As for the cut itself, Bakin was nervous and intimidated, but we took our time, and it turned out very well. I was able to explain not only the cut I wanted, but also the steps she needed to follow to make it happen. An hour and a half after she started, my hair was done, and even the instructor said that she did a good job. I'm proud of my little girl, and happy that I was able to be her first hair client.

Thursday, March 8, 2012

Guinea Pig

Back in November, my older daughter decided to go to cosmetology school. I figured that one of the best ways I could support her would be by letting her cut my hair. Being the laid-back kind of guy I am, I figure the worst thing that can happen is that I end up shaving my head. If this happens, by the time my hair's ready for another cut, she will have enough experience to not make the same mistake.

Remember... she made this decision about four months ago. My last haircut was sometime between five and six months ago. I'm ready for a trim. Her first day on the floor is nine days from now, and being the intrepid father that I am, I made an appointment for 10:00 AM. This means that it's very possible that I will be her first client. I'll let you know how it turns out.

Friday, March 2, 2012

Going Prodigal (Or, There and Back Again)

When I was younger -- much younger -- I, like many younger adults, sowed my wild oats. Exactly what I did during those days needn't be discussed here. Today's post isn't designed to glorify the sins of a misspent youth. Now that I'm getting a little older, I notice a lot of my peers complaining about my kids' generation, while conveniently overlooking the fact that most of these same friends ran right along side of me, doing the same things about which they now complain. But again, that's not what today's post is about. Today, I want you to consider the possibility that there's a good side to letting yourself be a little reckless during your youth.

I had fun when I was younger, but I also grew out of it. At first, I was reluctant to leave my old life behind. I missed staying up until the wee hours of the morning, and I didn't enjoy the sleepless nights and dirty diapers that came with parenthood. Over time though, I got to a point where I would willingly choose to hang out with my family as opposed to hitting the bars. As a young, single guy, I often wondered why a parent would put that crappy drawing of (whatever) on the refrigerator. Once I had my own kids, I realized that doing so brought joy to the little ones. Partying gave me pleasure. Family brought happiness.
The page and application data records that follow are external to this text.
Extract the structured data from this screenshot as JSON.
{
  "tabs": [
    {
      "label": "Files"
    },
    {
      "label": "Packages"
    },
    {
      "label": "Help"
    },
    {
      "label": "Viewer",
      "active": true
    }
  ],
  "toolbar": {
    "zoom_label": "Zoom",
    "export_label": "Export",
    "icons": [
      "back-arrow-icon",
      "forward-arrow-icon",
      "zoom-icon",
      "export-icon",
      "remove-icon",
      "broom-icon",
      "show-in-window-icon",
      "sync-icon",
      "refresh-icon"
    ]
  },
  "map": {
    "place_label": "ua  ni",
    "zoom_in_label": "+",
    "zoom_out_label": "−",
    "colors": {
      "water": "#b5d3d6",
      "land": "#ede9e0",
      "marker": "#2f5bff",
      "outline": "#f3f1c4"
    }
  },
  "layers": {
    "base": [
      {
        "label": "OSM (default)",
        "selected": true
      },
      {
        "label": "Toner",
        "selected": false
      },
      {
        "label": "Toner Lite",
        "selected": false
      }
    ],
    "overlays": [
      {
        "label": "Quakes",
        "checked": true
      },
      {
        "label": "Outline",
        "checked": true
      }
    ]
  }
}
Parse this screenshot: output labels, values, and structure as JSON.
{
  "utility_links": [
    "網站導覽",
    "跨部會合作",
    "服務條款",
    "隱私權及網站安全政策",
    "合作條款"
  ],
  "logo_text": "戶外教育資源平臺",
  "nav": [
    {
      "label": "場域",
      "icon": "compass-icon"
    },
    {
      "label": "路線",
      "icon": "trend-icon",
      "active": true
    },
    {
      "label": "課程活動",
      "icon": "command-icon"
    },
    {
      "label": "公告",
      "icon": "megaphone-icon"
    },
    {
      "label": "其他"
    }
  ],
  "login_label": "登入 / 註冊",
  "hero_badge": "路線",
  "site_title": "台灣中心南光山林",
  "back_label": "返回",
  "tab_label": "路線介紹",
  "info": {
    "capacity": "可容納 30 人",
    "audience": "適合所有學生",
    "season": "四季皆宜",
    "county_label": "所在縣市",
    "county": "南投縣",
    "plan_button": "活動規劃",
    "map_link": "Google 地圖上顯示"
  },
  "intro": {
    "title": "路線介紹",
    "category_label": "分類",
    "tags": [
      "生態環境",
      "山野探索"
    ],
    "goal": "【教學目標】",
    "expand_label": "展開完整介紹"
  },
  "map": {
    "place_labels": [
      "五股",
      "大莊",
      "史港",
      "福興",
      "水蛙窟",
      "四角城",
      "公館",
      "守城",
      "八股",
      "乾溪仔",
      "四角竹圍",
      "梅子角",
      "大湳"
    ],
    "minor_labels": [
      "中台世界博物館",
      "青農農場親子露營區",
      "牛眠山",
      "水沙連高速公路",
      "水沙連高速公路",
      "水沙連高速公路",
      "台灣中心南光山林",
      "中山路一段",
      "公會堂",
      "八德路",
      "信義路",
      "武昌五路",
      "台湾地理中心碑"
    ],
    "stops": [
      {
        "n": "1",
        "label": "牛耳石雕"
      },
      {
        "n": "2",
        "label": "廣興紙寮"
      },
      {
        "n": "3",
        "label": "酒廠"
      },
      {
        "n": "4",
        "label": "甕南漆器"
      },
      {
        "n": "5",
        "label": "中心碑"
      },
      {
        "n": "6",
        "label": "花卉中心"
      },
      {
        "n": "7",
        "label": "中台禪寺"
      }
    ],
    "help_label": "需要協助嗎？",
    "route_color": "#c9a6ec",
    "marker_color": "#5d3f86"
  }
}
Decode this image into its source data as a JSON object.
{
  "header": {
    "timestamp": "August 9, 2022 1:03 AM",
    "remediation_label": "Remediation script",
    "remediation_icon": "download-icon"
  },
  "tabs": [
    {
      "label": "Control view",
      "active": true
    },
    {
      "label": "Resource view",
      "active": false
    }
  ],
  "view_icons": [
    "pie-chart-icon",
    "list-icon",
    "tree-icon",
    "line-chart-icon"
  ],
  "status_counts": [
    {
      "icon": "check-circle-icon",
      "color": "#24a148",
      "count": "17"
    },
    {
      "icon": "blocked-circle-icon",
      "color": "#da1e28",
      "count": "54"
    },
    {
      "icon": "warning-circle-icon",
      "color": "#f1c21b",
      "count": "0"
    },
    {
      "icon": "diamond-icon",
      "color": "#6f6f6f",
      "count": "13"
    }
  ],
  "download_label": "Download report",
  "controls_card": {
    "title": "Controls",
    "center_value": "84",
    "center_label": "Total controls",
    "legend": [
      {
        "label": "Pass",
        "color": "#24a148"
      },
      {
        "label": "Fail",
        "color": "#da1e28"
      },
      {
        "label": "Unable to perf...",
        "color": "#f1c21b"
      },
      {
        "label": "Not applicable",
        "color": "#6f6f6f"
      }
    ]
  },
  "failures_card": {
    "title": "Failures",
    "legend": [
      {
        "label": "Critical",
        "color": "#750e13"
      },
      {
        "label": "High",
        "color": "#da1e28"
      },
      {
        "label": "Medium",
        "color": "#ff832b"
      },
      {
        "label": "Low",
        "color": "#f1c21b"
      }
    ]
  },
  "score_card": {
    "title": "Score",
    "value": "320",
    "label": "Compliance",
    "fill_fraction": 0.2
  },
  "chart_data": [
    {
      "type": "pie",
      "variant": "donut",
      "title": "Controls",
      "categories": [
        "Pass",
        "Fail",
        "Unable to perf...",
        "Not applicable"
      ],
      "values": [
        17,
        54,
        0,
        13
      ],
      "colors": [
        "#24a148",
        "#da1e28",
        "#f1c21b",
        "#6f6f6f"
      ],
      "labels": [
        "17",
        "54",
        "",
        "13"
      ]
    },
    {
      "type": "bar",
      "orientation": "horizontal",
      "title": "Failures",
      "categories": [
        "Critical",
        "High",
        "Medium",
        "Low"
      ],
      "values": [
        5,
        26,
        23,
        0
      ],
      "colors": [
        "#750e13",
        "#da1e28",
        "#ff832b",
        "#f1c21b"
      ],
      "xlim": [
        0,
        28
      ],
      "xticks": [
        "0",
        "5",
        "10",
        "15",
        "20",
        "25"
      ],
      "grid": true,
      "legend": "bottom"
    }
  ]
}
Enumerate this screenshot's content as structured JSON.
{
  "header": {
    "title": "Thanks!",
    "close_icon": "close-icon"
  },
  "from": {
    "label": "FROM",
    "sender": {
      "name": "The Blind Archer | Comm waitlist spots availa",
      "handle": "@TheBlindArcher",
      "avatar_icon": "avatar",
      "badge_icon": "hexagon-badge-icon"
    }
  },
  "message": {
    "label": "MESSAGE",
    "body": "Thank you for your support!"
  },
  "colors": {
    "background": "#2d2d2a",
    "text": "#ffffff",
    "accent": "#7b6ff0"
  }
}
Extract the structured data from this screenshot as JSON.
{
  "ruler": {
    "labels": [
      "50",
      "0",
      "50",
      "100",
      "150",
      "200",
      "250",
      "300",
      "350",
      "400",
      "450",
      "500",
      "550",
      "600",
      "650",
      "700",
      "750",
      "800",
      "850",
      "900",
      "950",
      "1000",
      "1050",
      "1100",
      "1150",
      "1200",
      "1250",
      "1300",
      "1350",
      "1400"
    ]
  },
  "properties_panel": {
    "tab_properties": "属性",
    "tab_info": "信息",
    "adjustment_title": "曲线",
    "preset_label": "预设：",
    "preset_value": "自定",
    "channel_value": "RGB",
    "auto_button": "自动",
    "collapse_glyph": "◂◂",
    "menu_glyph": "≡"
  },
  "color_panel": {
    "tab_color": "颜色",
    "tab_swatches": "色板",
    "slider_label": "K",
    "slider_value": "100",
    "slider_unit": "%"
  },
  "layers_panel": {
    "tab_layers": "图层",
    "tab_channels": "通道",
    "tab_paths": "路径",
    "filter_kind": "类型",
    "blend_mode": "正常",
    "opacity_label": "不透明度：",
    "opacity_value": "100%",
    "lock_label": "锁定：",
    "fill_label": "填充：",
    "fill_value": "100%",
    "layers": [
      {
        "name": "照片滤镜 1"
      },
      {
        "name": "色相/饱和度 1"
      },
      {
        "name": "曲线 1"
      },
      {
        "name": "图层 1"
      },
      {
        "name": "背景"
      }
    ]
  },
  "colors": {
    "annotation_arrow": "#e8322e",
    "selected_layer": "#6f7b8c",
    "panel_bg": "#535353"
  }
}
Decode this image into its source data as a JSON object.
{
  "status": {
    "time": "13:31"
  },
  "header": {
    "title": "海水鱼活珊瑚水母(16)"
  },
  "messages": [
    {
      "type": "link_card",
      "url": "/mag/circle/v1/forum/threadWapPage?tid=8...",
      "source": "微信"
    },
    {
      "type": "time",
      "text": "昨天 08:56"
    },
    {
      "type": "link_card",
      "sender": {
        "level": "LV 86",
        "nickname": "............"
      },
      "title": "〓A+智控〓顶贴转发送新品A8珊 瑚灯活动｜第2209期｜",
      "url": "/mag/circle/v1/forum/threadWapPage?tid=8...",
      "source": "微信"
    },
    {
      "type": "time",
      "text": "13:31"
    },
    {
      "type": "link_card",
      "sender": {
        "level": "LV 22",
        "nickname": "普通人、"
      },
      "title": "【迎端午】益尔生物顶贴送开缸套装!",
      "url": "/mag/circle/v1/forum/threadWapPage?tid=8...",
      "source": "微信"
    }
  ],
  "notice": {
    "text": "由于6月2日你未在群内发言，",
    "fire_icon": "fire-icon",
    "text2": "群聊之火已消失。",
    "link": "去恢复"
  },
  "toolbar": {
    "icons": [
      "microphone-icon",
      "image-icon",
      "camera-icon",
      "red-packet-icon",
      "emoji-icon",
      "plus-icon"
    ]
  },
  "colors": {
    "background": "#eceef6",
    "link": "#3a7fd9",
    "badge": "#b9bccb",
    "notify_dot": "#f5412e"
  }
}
... and THAT is why I say that a prodigal period in life is a good thing. When I was young, I had a good time. I enjoyed myself. To say otherwise would be disingenuous. When I think back to my youth, I still chuckle inwardly as I think about (insert stupid, drunken memory here). But when I look back throughout my life, those events aren't REALLY what bring me the most happiness. The recollections that bring me true joy revolve around relationships. My wild days were enjoyable. I would probably do it again if I had to go back in time. But it was also a phase that I naturally outgrew. I would absolutely walk away from those days again.

... and HERE'S the point that I've been working toward this whole time. Yes, I enjoyed my youth, but looking back, a lot of it was hollow pleasure-seeking. What sticks out are the relationships, not the drunken folly. But if I had never gone prodigal, I know that there's a piece of me that would always wonder "What if?" One thing that the straight-laced crowd refuses to acknowledge is that it's FUN to be wild and reckless. But it's hollow pleasure. The things that bring REAL, lasting joy and happiness revolve around relationships. This is something I could have only learned through experience. And THAT is why I say there's a good side to having a little reckless fun when you're young.